Anyways, back to the original question. Whenever I learn a lick I don't really learn the actual notes as much as I learn the concept behind why it sounds the way it does. Analyze licks from your favourite players and learn why they sound cool. Does it arpeggiate in a certain way, or does it use a certain chromatic passing tone? This way you can insert a similar lick and build off of it in any situation.

03-30-2005, 08:37 AM
now that is impressive stuff!

Los Boleros
03-30-2005, 03:26 PM
Here's some in the "post your favorite riffs thread" (http://www.ibreathemusic.com/forums/showthread.php?t=6584&highlight=post+licks)

03-30-2005, 04:23 PM
"I've never actually met anyone who can instantly mimic anything he/she hears, I'm sure there are some who can, I've just never met them."

I have and i always try and break there fingers when i do meet them lol
I have and its currently something im working at. It's a very hard thing to do. VERY hard. I'm gettin there tho

03-30-2005, 05:30 PM
the only person i have met that even comes close to perfect pitch was a fiddle player in my dads old country band. she was able to pick out minor tonal problems with any instrument. it was really pretty amazing. she would do that old page/plant rutine were the singer and here would trade off.
los boleros, thats a great thread. i'm am surprised that i havn't seen it before.

03-30-2005, 10:58 PM
hmmm for some reason i have know a good bunch of people who could do that....the first was a kid i knew at like 16...he could play anything he heard right off the bat...i think it was the first time i decided to quit playing lol
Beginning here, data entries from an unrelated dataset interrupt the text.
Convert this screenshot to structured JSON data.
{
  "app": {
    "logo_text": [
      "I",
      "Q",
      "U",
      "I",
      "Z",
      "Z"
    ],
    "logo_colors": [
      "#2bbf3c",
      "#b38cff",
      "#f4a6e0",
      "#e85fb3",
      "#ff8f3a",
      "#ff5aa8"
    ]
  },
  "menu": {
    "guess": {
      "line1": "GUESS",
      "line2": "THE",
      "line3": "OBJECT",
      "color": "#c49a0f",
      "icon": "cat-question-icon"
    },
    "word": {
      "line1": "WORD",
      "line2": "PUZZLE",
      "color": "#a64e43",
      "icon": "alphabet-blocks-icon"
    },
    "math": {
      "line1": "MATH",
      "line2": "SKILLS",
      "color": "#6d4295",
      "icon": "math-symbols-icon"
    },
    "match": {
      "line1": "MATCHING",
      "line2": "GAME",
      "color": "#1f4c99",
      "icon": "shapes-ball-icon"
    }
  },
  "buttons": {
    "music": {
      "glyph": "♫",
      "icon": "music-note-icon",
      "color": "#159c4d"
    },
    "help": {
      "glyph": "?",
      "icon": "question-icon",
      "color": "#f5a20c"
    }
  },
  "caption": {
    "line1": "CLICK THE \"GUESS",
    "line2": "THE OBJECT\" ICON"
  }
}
04-01-2005, 01:21 AM
Well you can goto sites and find the scales fitting the key and make your own little solo runs up like this one i made up (not the best but i like the slides) its based on a F lydian. The powertab doesnt sounde right cause some slides you dont hear and some sound strange so play it yourself to judge.

04-01-2005, 06:26 AM
IMO it's all just experience man. If you jam long enough to a track you'll figure what works what doesn't.

But improv. has a lot of putting what you hear in your head into the fretboard. I don't have perfect pitch or anything, but I can nail most of what I hear into the fretboard and make it sound exactly the way I imagined it to be. That's very important for me. Sure you can just run up and down a scale while staring at a scale chart but that's not going to help you in a live situation is it? When I figure out a cool rift going with a track I sit down and analyze it. You'll find that you've been playing over a mode or a chord shape without knowing.

Soloing over anything does have a lot of theory behind it. It's cool to know that d dorian over a A-C-E sounds right and stuff, but it's more important to hear it. It's cool to mimic other players and throw in their rifts into a jam session, but it's more important to find your own sound, think what you want to sound like and make it happen.

The strictly threads are great thx to Russ. It helps you realize more tonal possibilities that you may not have thought of. Hearing the tonal quality of a mode is more important than knowing which notes are in it.